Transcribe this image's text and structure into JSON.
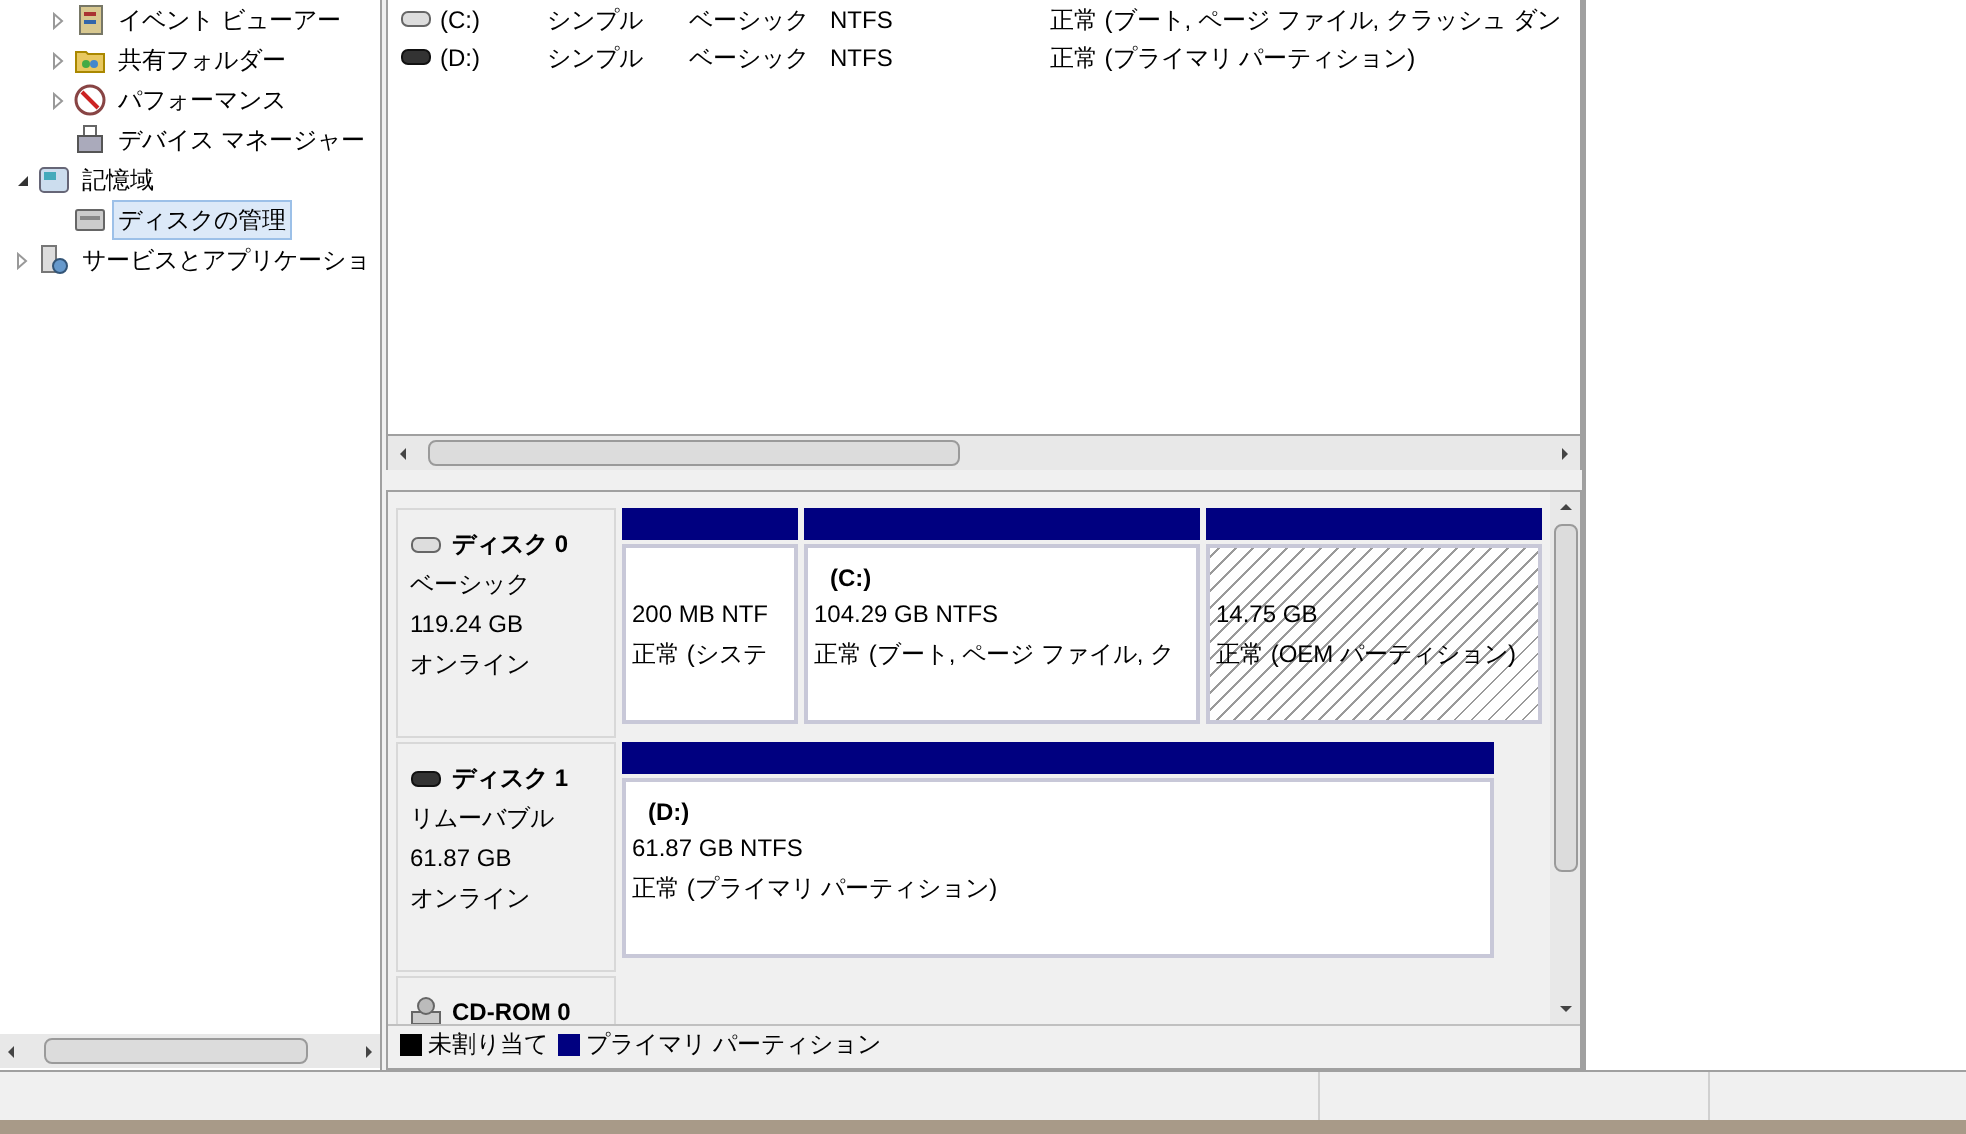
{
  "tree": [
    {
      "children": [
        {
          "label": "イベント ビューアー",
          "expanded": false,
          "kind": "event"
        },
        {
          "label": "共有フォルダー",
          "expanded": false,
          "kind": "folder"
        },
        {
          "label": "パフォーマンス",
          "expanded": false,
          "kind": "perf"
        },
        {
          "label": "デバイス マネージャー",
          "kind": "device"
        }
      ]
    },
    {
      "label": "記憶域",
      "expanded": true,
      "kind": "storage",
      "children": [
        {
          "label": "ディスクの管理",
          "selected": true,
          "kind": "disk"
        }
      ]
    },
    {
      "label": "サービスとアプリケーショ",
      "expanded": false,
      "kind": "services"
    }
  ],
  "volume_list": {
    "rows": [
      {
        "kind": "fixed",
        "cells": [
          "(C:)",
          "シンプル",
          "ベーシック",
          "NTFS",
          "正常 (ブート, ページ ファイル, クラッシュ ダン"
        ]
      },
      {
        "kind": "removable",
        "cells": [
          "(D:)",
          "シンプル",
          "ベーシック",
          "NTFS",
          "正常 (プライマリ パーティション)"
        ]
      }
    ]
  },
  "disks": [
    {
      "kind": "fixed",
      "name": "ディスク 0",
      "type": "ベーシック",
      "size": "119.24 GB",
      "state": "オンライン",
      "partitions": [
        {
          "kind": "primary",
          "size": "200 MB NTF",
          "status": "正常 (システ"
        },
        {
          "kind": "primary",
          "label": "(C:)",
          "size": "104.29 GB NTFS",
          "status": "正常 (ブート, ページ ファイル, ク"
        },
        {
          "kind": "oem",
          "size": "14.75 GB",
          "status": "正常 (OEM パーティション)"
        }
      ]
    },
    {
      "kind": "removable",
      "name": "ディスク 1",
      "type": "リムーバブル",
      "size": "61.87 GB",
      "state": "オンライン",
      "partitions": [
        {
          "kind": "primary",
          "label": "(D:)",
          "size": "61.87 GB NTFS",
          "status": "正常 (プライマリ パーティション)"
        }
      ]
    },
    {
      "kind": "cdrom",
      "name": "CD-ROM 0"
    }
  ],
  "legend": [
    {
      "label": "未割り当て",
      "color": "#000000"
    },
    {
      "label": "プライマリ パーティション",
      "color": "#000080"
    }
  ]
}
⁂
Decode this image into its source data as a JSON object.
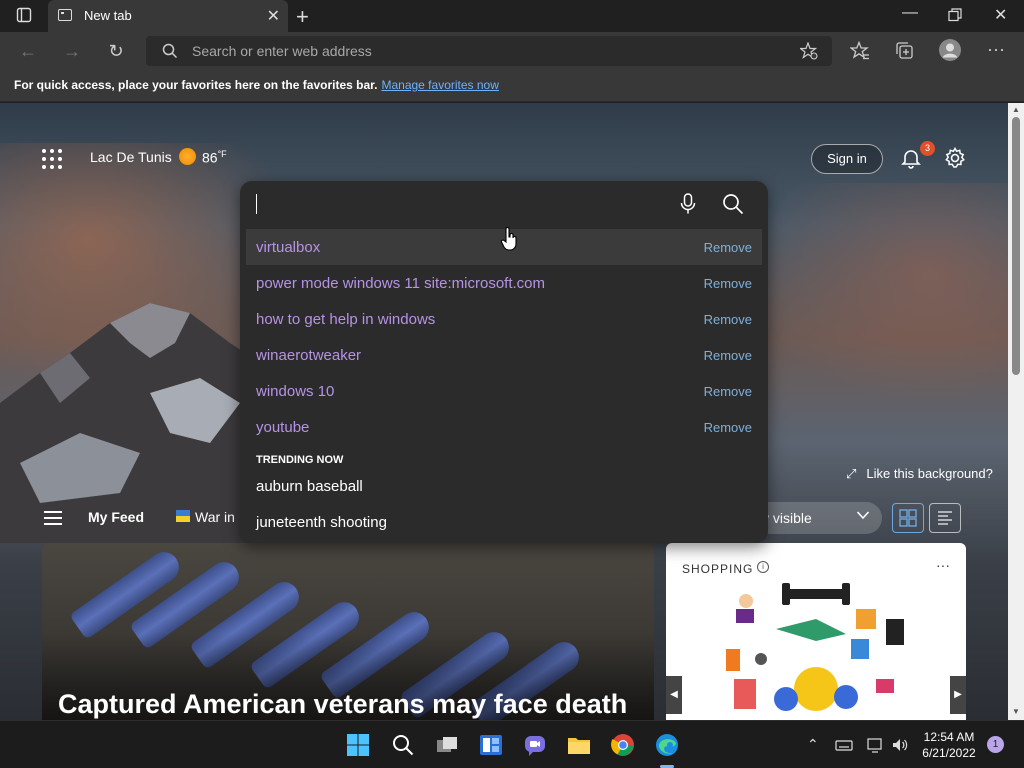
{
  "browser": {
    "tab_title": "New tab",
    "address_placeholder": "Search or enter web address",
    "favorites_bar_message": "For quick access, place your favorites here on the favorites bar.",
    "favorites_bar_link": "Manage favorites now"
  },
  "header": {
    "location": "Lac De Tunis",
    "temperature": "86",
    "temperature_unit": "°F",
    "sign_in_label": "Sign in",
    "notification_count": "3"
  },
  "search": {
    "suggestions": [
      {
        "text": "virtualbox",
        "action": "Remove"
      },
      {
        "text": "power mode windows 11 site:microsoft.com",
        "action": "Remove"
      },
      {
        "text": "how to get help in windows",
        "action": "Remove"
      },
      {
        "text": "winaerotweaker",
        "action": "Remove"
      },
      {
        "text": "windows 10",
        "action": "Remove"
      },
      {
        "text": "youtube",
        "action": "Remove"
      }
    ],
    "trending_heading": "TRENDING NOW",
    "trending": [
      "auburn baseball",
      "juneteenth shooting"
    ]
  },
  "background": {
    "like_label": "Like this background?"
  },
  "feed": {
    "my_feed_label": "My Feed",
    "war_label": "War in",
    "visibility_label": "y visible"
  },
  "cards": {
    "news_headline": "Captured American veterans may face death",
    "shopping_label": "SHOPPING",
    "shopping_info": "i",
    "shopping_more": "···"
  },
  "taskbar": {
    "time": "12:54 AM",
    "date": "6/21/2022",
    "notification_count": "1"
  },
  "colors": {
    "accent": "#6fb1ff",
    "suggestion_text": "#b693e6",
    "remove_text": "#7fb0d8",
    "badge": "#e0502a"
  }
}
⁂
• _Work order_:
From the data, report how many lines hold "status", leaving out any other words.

• _Task answer_:
4